Items from an interface collection
Segment Open

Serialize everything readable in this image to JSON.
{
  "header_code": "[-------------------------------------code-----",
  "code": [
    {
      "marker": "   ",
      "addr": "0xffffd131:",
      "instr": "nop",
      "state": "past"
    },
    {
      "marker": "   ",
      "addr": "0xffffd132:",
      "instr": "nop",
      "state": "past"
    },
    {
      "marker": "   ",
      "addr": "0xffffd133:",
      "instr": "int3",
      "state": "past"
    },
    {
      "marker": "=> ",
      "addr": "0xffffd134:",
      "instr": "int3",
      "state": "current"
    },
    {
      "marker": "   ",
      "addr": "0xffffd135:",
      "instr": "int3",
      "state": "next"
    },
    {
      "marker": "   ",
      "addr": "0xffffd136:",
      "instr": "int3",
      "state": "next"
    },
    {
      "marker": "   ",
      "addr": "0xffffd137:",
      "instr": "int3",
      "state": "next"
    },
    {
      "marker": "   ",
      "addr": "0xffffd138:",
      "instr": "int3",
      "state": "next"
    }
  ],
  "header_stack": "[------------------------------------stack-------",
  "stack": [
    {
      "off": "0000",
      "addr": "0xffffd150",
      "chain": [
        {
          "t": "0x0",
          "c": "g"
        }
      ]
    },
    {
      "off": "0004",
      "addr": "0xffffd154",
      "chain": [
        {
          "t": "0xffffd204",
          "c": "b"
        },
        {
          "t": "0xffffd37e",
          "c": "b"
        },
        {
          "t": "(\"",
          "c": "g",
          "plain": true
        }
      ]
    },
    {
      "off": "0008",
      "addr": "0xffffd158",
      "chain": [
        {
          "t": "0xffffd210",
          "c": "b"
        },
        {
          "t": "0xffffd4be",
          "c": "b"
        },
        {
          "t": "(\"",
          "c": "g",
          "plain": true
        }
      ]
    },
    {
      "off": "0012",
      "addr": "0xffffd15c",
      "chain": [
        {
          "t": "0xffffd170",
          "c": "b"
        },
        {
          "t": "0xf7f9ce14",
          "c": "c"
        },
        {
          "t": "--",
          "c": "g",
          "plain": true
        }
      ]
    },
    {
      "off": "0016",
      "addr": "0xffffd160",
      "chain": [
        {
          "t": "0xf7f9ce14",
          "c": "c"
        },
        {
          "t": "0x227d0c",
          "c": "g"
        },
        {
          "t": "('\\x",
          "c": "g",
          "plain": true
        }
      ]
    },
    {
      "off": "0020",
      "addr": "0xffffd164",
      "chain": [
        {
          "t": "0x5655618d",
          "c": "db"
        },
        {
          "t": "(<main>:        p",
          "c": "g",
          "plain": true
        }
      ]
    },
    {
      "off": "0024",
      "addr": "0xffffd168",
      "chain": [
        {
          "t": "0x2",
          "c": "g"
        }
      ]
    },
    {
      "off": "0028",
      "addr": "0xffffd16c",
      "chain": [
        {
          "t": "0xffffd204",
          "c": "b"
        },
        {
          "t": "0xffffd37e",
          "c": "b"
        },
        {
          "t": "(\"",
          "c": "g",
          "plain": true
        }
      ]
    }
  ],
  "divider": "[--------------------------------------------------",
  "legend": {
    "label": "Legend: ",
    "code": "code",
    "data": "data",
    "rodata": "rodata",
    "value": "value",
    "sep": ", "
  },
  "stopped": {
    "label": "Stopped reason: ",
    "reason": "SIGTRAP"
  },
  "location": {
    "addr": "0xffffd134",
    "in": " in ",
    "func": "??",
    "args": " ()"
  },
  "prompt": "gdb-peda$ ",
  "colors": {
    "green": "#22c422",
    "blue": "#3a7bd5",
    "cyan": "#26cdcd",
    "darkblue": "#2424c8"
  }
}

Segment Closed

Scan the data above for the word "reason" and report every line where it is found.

RESPONSE TO THIS TASK:
    "label": "Stopped reason: ",
    "reason": "SIGTRAP"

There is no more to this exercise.